Background: In contrast to whites, black smokers prefer menthol cigarettes over nonmenthol cigarettes by a large margin and tend to have higher mortality from several smoking-related diseases than whites, raising the possibility that menthol cigarettes contribute to racial disparities in risk. Evidence for differential associations between menthol and nonmenthol cigarettes indicates lower cancer risk for menthol smokers, but for cardiovascular disease (CVD) mortality, evidence has been inconsistent.
Methods and results: Cox proportional hazards models were used to compute hazard ratios and accompanying 95% confidence intervals for all-cause and CVD mortality for menthol compared with nonmenthol cigarette smokers among 65 600 participants in the Southern Community Cohort Study, an ongoing community-based cohort with the largest number of menthol smokers being traced. Among the 27 619 current cigarette smokers, 4224 died during follow-up, with 1130 deaths attributed to CVD. Both all-cause (hazard ratio=0.93; 95% confidence interval=0.86-1.01; P=0.10) and CVD (hazard ratio=0.88; 95% confidence interval=0.76-1.03; P=0.10) mortality risks were similar in menthol compared with nonmenthol cigarette smokers.

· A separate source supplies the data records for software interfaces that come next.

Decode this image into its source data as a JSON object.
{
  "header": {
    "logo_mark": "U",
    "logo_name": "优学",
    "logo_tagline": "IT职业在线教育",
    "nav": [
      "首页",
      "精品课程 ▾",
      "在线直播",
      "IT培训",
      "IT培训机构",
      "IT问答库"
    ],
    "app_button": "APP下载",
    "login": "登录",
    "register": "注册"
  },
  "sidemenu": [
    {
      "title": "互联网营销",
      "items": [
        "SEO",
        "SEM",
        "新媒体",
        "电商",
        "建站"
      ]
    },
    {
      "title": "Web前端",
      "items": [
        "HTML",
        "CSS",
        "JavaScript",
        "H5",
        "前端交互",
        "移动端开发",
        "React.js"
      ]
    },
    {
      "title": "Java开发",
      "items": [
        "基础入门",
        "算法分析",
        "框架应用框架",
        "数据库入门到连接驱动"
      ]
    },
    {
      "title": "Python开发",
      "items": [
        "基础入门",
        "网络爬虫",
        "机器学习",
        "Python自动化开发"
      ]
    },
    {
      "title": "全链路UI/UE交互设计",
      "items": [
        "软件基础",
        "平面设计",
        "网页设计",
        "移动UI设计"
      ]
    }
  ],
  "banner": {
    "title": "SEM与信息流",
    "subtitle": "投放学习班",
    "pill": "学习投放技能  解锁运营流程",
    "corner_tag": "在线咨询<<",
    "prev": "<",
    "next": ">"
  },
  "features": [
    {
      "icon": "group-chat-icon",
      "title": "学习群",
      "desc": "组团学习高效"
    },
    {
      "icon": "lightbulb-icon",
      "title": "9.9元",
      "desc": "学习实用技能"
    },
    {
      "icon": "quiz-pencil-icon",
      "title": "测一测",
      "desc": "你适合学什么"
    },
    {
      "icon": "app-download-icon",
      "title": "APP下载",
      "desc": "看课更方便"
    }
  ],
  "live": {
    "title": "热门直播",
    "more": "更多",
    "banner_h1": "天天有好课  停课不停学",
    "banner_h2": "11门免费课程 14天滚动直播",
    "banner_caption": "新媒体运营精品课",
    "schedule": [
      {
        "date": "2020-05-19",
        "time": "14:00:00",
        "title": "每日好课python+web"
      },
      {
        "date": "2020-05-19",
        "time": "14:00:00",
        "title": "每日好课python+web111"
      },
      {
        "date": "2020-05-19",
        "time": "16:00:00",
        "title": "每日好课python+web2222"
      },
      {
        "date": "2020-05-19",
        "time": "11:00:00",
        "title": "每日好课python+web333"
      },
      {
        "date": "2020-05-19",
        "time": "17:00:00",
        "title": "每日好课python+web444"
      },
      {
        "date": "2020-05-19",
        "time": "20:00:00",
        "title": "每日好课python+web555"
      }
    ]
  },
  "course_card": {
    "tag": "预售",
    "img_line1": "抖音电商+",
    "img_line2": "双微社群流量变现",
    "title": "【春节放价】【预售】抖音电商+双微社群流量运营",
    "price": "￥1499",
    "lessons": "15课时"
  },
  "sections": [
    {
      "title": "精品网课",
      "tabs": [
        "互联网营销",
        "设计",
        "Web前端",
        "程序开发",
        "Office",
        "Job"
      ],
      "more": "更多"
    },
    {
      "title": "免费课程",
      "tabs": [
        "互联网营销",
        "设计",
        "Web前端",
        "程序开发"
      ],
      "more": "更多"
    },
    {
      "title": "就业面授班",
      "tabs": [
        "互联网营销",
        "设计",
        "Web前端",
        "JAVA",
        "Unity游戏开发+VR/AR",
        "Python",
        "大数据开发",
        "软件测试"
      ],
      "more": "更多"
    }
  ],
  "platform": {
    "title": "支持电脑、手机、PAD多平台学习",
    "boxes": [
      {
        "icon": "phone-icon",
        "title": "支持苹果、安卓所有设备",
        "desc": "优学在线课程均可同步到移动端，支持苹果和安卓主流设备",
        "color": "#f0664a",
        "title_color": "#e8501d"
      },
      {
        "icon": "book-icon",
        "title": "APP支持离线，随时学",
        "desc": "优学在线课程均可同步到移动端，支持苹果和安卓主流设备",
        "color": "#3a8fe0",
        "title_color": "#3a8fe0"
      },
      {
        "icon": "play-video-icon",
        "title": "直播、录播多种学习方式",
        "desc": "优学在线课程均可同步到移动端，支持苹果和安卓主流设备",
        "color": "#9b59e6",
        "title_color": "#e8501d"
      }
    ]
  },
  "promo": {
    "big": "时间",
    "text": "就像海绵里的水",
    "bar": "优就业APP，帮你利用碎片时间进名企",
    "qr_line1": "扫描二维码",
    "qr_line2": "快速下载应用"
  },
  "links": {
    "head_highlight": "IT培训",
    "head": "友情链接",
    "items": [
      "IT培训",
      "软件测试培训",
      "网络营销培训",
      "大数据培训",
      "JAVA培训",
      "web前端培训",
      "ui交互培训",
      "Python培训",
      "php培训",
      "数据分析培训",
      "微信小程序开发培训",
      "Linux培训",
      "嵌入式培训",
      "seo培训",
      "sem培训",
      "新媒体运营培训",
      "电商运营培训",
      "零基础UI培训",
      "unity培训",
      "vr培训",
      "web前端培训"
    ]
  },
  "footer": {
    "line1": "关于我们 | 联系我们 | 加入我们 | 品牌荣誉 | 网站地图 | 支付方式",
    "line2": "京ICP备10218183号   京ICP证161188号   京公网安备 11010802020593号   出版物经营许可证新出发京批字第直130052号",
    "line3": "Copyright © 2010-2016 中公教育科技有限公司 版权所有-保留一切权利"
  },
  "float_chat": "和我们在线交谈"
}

Conclusions: Smoking regardless of cigarette type is hazardous to health, but these results do not indicate that menthol cigarettes are associated with greater CVD risks than nonmenthol cigarettes.
Keywords: cardiovascular diseases; epidemiology; mortality; smoking.
© 2016 American Heart Association, Inc.